● What is being asked
From the entries that follow, gather each line holding the word "dependent".

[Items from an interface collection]
☆ ☆ ☆ ☆ ☆ ☆ ☆

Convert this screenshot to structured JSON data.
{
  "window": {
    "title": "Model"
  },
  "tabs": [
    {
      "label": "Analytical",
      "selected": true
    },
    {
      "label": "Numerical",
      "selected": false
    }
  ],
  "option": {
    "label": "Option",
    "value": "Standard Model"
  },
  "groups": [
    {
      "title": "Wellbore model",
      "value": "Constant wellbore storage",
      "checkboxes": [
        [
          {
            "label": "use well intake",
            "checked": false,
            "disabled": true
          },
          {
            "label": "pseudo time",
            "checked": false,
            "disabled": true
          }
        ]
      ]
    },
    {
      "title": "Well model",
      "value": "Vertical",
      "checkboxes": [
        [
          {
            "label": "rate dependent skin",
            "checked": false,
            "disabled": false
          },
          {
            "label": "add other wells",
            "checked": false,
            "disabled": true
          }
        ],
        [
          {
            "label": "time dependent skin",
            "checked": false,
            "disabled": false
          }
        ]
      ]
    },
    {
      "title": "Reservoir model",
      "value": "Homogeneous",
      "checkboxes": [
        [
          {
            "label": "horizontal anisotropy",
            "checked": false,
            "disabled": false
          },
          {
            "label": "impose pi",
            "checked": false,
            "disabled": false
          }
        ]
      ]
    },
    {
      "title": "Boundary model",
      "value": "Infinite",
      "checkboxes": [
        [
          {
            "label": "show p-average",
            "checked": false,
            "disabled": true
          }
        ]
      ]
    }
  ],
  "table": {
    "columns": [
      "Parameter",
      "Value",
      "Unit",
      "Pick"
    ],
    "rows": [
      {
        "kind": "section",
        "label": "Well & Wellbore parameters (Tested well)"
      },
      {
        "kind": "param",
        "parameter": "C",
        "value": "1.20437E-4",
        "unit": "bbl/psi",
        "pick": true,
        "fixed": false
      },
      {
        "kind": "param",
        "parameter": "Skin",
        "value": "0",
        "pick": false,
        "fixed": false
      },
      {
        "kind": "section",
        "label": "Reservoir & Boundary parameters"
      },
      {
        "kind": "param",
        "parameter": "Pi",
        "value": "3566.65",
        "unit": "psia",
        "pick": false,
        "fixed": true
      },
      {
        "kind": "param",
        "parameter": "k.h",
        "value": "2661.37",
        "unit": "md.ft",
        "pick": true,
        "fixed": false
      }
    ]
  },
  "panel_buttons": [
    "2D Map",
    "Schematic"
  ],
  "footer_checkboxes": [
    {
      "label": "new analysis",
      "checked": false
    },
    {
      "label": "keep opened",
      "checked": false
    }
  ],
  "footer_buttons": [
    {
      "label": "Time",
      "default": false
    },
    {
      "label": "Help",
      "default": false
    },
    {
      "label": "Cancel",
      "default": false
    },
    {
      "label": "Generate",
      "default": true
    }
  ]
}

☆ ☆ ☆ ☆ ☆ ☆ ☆

● Your solution
            "label": "rate dependent skin",
            "label": "time dependent skin",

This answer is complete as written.